#### AIM OF THE EXERCISE:
Show, in full, each line of the data that contains "JSON".

Interface dataset entries
=== Begin Enclosure ===

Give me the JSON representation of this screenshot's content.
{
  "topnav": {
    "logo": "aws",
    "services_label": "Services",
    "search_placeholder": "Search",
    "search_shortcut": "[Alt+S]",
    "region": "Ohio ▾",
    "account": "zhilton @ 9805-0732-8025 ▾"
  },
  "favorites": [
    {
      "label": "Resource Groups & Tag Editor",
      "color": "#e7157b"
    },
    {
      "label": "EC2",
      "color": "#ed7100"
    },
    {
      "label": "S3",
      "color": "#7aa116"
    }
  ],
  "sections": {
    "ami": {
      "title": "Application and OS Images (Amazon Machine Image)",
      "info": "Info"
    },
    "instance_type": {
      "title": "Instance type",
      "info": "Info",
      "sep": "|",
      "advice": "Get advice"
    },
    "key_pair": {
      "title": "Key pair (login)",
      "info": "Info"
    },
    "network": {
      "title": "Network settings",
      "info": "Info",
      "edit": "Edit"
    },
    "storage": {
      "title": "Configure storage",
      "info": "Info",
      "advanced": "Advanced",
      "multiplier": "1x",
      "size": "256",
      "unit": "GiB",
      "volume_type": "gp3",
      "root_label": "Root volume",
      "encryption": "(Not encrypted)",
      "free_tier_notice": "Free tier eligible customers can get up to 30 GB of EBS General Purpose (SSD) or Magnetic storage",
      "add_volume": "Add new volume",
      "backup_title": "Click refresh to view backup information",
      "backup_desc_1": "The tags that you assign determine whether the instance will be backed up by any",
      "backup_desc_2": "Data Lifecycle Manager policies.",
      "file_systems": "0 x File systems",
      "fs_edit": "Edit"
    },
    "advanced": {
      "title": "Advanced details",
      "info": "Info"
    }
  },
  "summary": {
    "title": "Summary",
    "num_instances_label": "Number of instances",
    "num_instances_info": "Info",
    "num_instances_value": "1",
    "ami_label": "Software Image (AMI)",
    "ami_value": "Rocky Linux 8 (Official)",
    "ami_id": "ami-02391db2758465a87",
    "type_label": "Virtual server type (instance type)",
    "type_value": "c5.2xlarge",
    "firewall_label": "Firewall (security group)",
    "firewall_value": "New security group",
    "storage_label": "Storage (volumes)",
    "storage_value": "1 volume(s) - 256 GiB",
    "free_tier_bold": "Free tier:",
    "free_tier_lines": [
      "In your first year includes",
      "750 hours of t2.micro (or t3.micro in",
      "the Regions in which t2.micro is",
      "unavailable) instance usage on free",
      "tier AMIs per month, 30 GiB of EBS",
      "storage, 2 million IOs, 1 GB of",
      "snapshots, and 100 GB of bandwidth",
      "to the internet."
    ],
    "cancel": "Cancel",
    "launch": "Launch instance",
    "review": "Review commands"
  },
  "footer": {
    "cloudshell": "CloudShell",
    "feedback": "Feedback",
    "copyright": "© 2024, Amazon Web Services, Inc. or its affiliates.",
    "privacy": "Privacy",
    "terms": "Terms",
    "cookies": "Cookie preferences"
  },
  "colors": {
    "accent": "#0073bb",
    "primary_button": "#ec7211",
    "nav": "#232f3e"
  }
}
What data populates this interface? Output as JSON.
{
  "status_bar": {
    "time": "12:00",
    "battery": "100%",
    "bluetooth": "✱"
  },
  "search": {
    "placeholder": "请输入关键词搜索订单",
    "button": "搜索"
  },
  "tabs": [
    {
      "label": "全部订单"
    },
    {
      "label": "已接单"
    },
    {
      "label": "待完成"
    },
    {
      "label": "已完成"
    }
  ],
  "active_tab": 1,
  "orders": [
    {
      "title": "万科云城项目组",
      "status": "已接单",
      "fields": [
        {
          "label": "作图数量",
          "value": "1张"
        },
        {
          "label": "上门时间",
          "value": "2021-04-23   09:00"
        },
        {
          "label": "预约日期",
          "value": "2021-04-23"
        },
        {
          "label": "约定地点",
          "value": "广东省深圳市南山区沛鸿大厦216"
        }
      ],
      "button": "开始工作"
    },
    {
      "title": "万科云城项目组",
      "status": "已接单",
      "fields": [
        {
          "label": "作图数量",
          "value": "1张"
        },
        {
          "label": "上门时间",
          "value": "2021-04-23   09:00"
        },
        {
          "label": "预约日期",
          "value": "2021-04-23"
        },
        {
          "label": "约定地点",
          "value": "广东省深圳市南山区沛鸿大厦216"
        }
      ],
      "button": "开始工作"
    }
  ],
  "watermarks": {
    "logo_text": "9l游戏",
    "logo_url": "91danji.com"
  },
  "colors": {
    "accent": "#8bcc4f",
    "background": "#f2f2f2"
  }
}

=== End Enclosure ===

#### RESPONSE TO THE EXERCISE:
Give me the JSON representation of this screenshot's content.
What data populates this interface? Output as JSON.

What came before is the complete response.